  • Nancy (and Valerie),

    Thank you for your reply. I think it’s pretty easy to see between my comment and yours that we’re on the same page with the bulk of it. I didn’t want to be a nitpicker, but after reading back over both posts and also having your (Nancy) comment in mind I think I ended up picking a little closer than I needed to. I know not every post needs to or should say everything, at the same time hot button issues like authority and submission are so often misunderstood that clarity is very important. After your comments my real beef came not with what was said, but how or why it was said in this way. I think in this case the risks are greater than the benefit. The way I see it, you risk misrepresenting the whole truth and allowing people to take something from it other than you intended or is true to the Scripture.
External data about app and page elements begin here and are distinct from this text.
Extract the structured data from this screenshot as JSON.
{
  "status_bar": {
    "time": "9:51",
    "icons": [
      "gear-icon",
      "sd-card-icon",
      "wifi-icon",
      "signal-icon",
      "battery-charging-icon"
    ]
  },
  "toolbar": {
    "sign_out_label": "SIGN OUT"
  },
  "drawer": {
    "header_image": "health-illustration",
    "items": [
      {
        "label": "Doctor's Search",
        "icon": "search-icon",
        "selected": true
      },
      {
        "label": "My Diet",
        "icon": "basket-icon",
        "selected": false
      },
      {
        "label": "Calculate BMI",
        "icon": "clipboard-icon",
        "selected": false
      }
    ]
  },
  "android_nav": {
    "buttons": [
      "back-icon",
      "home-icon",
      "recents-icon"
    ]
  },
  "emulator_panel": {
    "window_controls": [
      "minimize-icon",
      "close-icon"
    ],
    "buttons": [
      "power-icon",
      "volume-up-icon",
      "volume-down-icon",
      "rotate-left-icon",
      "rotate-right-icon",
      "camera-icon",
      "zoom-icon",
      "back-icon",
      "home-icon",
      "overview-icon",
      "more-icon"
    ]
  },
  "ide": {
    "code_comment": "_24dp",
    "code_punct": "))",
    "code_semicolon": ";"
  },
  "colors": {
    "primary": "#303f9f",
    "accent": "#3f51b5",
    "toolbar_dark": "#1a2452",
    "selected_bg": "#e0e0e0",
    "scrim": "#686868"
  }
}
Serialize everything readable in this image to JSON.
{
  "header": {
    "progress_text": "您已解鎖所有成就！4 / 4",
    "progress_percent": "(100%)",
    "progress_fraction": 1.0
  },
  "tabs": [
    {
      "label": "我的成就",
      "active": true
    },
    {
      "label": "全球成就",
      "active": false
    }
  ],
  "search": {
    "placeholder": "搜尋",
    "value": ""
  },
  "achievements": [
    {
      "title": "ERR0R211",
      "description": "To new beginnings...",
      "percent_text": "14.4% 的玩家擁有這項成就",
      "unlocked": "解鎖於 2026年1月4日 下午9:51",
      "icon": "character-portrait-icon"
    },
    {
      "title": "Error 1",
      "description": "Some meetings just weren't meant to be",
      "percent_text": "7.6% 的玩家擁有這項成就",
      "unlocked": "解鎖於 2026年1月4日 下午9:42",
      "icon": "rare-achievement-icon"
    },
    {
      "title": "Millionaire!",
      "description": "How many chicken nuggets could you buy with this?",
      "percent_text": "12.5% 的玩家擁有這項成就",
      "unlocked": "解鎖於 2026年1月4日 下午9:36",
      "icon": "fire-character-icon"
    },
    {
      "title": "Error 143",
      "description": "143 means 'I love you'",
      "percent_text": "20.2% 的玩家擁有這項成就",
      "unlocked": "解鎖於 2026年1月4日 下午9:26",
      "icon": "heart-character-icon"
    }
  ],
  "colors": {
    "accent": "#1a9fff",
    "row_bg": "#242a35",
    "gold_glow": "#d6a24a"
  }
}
  • Another thought re: the naked photo question: if your husband struggles with porn at all, you might be struggling with thoughts like “does he compare me to them,” or “does he want me to be like them?” Being his own personal centerfold would, I would think, exacerbate those feelings.
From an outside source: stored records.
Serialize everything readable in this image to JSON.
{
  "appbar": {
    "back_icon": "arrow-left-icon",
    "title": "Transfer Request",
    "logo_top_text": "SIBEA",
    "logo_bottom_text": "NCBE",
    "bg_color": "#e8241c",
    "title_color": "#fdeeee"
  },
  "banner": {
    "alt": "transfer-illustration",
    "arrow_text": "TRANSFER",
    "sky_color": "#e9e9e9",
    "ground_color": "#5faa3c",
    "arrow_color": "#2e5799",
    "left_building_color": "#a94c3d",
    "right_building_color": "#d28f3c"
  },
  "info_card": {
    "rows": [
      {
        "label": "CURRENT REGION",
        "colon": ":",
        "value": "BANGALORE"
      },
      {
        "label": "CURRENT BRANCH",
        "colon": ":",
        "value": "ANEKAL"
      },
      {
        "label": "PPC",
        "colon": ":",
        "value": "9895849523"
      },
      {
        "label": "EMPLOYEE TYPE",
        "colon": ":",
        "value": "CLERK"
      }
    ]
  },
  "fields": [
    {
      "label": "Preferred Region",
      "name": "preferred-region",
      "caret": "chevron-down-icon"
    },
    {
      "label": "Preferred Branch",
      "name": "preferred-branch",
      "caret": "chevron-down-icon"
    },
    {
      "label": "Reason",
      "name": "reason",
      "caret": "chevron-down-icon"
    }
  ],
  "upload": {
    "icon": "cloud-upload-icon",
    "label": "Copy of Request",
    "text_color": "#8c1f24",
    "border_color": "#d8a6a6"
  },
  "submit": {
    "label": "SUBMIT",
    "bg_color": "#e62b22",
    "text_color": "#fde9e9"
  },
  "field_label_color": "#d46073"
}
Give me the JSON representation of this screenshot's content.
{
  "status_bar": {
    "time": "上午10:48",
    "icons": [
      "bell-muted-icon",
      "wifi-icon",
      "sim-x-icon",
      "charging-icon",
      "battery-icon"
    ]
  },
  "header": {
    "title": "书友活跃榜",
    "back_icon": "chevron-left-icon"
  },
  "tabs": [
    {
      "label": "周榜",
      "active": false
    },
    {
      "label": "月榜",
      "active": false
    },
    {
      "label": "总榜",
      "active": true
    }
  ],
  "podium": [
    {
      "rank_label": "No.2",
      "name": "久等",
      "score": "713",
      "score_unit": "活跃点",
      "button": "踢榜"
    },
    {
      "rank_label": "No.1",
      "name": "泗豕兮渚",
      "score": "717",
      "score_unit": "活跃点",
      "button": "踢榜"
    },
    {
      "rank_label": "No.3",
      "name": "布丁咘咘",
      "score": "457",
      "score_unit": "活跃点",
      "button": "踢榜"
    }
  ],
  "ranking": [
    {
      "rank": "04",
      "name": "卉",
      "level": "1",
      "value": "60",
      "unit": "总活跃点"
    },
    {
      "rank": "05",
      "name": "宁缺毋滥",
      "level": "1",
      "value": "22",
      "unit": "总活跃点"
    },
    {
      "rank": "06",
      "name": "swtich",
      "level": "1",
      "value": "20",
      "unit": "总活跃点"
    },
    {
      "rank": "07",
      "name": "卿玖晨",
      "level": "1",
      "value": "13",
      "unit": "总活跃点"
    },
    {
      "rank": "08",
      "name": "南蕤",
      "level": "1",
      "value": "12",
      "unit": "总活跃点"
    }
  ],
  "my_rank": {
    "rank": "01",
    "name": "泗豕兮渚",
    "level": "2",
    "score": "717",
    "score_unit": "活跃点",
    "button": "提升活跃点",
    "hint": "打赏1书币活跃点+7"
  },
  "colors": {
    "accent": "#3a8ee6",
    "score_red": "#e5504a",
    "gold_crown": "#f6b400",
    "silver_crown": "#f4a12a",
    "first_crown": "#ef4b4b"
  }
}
  • The interpretation of Genesis 3:16 is interesting to me for a couple of reasons.
    First, the phrase under fire is right smack in the middle of God handing down a curse. Which follows that it is indeed itself a curse or at least part of the curse, yes?
    Which brings me to the second thought. If in fact it simply means that a wife will find her husband to be “hot” how and why is that a curse? Wouldn’t a physical desire for our husbands be a good thing? Why would that be considered a curse?
    That view just doesn’t make sense to me.

  • Thanks for the careful discussion, Nancy and Terri and others.

    For those who have lived through this, it is a very nuanced situation. There’s a fine line between bad-mouthing your husband and seeking help, and a woman in a troubled marriage may not be able to see clearly where that is. But she’s got to figure it out, because it affects the children drastically. I have found that having some backbone made him back down, but those few comments have been the hardest things I’ve ever said.

    It also helps to recognize any illnesses that may be involved. For example, my husband has Aspergers.

    I wish God’s blessings and wisdom to all women in this troubling situation. It is a lonely path.

  • Thank you Nancy,that is all I can say.I have one of those toads at home you see.I understand submission and follow-but this is the first time I have read anyone call into question limits to it.I always thought submit no matter what(and I’m not joking).This have given me something to think about,God bless you.

Leave a Reply